6. Optimize Your Portions

Some restaurants pride themselves on serving huge portions that are nearly impossible to finish. Such restaurants don’t care how much food ends up thrown away because they consider their portions to be an effective word-to-mouth marketing strategy, and they’re right. For all other restaurants, optimizing food portions is an excellent way to reduce waste.

To know how much food to plate, you need to monitor how much food ends up left on the plate. When you discover which dishes customers consistently don’t finish, you need to train your staff to portion proteins at the proper weight. Even a small weight difference can be significant enough when it comes to meeting your food cost target.

7. Recalculate Food Costs

Just because your menu items were profitable when you first opened your restaurant doesn’t mean they still are. By regularly recalculating your food costs, you can keep your pricing profitable and deal with fluctuating ingredient costs in a timely manner.

First, you need to break up each menu item into its individual ingredients and figure out your cost per meal served. Then, calculate what percentage of your menu price comes from food. An ideal food cost should be between 15 and 30 percent. Never let fondness for certain menu items make you act irrationally. If you can’t serve your favorite recipe at a profit, it might be better not to serve it at all.

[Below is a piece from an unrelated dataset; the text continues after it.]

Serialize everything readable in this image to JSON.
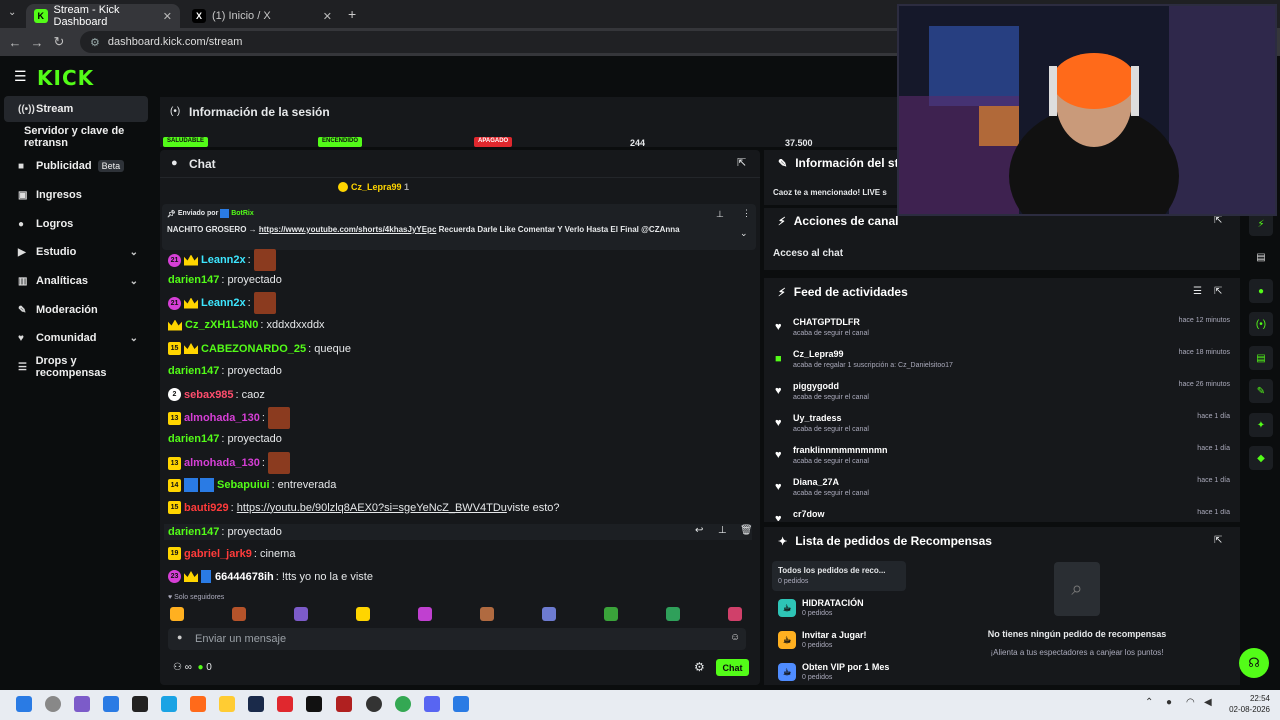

8. Start Serving Daily Specials

Customers always enjoy a tasty plate of food at a delicious price, but the real reason why every restaurant should start serving daily specials is that they can be an extremely effective tool for reducing waste and controlling restaurant food costs. With daily specials, you can easily put food that has been sitting in your pantry for a while to good use by incorporating it into a recipe and adding that recipe to your list of daily specials.

Over time, you will get regular customers who always look forward to your daily specials, which will allow you to experiment more and purchase ingredients you wouldn’t otherwise be willing to stock up, fearing it would go waste.

9. Listen to Your Employees

You may not realize it, but your employees are most likely experts when it comes to detecting waste and coming up with clever ideas on how to minimize it because they handle, prep, cook, and serve your inventory on a daily basis.

Get your staff together from time to time and encourage them to share their thoughts and ideas. A short brainstorming session will most likely not only produce many great cost-saving ideas, but it will also boost team morale and make everyone feel appreciated and listened to. Study after study prove that employees who feel appreciated and valued at work perform better and prove more productive.

10. Get Your Forecasts Right

Running a successful restaurant is all about planning and using all the information you have at your disposal to prepare for upcoming days and weeks. To get your forecasts right every time, you need control of your inventory, sales, and all other aspects of your restaurant business, which is where a restaurant POS system comes in, helping you spot sales trends and adjust your orders accordingly so that you can always effectively control your food costs.